Director: Aleksandr Medvedkin
Year Released: 1935
"Last Bolshevik" Medvedkin skewers the Communist ethos by featuring a peasant named, appropriately, "Loser," who is sent out to find happiness, earns success as a farmer (with his wife eventually replacing his mischievous horse and dragging the plow around) but soon has The State (and its citizens) close in on him, taking his earned wealth, making demands, forcing him to go to war and turning him into a water bearer. How Medvedkin wasn't imprisoned for making this (as someone said) is something of a miracle (the film did get banned), and even though it doesn't possess the comedic brilliance and timing of Chaplin and Keaton (to name two) and it skips forward quite a bit (scenes appear to have been removed and a color sequence was shot but missing from the final product) it still works wonderfully as absurd (and cunning) social satire.
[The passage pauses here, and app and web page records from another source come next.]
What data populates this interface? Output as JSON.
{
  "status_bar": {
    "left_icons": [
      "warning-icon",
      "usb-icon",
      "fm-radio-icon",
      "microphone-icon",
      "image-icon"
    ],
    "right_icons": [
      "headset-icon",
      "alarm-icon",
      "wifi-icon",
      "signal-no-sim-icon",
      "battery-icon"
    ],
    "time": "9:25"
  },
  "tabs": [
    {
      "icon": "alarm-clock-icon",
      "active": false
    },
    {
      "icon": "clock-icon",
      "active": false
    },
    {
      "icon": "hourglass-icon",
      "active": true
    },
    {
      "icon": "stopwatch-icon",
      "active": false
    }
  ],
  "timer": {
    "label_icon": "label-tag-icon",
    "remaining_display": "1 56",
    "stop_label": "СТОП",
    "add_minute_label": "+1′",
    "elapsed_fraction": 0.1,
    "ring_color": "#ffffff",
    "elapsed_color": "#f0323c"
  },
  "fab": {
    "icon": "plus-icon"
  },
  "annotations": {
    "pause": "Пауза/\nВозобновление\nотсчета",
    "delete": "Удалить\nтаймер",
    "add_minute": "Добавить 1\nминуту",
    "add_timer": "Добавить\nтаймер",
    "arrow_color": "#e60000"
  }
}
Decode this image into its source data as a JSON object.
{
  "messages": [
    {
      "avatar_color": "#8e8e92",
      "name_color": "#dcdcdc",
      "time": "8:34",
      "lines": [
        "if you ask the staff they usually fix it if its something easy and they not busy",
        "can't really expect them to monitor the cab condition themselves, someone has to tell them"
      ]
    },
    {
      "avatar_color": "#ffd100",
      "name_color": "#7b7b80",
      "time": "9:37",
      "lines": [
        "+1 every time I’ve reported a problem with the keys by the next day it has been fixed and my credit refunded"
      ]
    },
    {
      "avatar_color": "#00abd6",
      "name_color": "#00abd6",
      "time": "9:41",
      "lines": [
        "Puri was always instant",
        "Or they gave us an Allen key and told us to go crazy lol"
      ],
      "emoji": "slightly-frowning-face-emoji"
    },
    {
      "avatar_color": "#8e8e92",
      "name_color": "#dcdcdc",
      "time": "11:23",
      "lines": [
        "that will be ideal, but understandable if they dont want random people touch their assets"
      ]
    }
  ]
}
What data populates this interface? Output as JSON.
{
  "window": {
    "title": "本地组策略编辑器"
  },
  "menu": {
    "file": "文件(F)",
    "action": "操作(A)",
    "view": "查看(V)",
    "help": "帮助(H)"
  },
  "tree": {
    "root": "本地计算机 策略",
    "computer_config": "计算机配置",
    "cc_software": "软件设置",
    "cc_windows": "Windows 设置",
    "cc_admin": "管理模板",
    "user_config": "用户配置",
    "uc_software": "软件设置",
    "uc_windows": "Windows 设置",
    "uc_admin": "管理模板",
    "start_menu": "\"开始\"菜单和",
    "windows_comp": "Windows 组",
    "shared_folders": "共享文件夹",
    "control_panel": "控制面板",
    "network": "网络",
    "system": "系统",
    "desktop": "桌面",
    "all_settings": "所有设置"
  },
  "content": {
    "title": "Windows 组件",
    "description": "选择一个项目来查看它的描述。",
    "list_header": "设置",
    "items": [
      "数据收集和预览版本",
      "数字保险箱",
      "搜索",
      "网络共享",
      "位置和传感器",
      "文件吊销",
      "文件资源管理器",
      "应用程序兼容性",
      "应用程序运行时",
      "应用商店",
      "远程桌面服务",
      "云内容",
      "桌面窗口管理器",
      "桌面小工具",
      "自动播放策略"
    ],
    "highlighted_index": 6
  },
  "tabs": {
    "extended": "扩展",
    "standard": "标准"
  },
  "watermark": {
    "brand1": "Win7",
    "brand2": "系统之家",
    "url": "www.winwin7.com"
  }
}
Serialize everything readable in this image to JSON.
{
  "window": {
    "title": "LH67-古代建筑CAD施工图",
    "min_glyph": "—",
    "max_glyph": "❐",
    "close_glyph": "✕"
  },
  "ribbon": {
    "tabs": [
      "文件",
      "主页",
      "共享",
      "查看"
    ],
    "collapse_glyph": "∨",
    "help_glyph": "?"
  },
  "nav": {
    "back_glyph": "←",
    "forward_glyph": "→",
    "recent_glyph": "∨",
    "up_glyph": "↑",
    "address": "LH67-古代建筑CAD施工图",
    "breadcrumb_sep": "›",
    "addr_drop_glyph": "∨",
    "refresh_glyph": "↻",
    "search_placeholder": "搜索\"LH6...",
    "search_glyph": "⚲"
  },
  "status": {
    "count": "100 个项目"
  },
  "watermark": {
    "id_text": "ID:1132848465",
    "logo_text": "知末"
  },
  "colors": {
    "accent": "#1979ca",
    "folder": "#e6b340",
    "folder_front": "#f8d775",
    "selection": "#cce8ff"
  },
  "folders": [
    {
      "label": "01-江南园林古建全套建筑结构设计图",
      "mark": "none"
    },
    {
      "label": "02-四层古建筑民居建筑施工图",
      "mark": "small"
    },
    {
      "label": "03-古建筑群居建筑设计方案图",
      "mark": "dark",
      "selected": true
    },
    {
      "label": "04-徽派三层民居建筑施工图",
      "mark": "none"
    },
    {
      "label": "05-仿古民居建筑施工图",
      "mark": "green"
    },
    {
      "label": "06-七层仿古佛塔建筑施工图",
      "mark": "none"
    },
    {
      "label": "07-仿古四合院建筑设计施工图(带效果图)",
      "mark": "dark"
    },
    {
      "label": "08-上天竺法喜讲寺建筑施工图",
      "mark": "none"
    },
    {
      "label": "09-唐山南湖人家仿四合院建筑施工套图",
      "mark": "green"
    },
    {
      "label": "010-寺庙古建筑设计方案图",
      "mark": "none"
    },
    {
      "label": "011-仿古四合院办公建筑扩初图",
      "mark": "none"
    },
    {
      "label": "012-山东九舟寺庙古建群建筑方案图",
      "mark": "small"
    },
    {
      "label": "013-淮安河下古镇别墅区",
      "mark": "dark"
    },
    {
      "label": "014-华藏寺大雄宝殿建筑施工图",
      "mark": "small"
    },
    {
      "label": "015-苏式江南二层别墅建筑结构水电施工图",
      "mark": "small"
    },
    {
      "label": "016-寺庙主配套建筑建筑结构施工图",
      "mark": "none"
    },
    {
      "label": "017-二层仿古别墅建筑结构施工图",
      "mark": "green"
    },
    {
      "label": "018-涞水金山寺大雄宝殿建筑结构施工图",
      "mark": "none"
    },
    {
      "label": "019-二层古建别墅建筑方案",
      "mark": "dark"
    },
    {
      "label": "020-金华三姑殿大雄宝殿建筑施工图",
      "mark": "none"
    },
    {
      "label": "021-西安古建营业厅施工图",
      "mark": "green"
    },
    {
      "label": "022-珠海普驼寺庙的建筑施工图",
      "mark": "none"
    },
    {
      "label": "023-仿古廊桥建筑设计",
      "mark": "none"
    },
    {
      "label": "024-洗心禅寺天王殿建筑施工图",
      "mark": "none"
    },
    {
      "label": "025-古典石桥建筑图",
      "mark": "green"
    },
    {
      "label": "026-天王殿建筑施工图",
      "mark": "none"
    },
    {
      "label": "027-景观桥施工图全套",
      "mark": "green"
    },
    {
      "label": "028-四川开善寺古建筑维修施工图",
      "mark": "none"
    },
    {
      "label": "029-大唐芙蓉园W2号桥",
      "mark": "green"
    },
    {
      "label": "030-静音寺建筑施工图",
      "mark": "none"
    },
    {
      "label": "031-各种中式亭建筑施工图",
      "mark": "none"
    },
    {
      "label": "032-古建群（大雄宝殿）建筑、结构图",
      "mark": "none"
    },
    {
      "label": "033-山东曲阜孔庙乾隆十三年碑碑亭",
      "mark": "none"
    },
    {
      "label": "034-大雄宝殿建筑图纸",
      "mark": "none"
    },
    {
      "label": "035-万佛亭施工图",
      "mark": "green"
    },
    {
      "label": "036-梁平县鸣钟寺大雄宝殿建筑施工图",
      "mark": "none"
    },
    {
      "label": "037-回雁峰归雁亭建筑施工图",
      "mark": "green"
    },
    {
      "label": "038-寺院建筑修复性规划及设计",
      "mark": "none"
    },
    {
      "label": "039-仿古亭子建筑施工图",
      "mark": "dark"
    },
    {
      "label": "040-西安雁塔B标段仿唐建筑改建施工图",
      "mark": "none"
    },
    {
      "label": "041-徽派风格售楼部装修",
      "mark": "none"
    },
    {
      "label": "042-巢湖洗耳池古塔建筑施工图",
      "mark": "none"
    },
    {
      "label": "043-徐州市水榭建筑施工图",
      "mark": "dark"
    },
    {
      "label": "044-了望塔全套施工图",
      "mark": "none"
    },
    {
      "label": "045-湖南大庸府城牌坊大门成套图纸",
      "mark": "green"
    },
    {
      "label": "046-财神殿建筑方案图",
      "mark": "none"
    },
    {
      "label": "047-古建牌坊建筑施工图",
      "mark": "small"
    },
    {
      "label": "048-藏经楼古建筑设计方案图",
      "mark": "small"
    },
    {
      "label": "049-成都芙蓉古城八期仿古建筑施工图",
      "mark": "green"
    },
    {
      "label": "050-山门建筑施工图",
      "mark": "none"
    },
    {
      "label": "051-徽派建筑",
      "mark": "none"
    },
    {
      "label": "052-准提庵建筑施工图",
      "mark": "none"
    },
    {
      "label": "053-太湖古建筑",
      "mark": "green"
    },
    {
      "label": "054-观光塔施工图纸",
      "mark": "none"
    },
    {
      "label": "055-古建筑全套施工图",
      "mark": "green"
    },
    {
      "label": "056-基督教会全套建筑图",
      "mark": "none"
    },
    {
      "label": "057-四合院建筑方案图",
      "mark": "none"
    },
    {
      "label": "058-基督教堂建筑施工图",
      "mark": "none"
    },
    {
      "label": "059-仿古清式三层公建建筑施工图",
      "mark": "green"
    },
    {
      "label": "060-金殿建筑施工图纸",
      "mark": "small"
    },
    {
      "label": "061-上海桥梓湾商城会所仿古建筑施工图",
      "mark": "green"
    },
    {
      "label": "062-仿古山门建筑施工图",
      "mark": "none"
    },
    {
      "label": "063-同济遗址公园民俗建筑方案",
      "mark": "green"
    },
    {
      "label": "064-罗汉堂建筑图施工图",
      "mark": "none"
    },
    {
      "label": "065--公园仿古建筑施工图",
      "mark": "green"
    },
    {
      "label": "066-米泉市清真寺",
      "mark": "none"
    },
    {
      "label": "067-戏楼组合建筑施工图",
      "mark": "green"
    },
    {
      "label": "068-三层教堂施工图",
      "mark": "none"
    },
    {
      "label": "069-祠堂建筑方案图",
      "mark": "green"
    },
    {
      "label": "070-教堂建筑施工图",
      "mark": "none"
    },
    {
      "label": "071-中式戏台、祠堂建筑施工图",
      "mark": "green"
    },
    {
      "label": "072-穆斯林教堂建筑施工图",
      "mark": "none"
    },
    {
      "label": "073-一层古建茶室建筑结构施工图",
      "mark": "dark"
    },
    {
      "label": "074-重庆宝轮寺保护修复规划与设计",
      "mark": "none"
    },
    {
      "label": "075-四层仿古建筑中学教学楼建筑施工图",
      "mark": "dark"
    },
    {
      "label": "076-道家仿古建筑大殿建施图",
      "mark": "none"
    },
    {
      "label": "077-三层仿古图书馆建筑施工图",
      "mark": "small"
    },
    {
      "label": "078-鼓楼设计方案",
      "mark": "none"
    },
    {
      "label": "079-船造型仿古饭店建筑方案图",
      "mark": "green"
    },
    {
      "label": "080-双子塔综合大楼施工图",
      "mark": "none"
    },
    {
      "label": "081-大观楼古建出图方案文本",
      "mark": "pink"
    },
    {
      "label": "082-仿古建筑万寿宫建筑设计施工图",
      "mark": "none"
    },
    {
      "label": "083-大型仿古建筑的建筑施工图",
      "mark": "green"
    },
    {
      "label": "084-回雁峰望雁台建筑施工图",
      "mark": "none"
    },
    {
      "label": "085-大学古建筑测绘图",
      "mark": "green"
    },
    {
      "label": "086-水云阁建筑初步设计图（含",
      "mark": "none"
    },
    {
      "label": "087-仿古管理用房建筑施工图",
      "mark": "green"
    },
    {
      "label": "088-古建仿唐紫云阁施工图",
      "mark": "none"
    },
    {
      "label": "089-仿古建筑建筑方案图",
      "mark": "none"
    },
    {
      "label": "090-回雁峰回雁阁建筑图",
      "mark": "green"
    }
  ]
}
Inventiveness is in every sequence: from the 'nuns' in see-through tops, to the house that gets picked up and carried away, to the tractor operator who has his machine spin in circles while he indulges in a healthy dose of vodka.